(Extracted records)
'''

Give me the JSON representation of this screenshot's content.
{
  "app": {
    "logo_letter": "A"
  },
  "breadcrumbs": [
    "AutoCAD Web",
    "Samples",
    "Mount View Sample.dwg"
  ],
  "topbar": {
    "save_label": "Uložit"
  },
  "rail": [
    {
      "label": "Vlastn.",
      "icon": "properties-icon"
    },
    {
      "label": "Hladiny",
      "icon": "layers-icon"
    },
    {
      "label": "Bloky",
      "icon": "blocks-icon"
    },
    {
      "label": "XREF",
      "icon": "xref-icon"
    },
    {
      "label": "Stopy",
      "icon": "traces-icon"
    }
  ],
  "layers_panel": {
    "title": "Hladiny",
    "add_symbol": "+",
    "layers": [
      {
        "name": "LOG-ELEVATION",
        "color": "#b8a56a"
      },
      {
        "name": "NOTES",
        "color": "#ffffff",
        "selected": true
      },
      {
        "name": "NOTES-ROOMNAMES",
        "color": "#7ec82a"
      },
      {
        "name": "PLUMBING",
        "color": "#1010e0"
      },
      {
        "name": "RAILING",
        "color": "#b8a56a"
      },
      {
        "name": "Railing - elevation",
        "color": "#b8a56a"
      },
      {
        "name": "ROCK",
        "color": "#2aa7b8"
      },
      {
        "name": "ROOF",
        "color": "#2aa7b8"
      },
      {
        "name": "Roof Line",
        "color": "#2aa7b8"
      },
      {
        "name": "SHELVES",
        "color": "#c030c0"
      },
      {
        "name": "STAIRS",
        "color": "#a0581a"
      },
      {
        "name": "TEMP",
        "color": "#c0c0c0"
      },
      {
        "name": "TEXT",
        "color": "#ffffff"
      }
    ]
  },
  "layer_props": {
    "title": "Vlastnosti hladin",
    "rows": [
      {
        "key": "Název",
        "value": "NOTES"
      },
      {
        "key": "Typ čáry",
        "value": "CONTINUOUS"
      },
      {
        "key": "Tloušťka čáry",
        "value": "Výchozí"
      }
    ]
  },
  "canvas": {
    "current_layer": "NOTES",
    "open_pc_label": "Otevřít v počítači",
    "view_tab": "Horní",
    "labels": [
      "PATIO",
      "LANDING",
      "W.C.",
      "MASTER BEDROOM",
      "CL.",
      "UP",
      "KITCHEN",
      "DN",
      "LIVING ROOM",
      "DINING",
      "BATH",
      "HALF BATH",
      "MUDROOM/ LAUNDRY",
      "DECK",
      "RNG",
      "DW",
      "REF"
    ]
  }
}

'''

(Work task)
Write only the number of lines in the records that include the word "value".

(The completed task)
3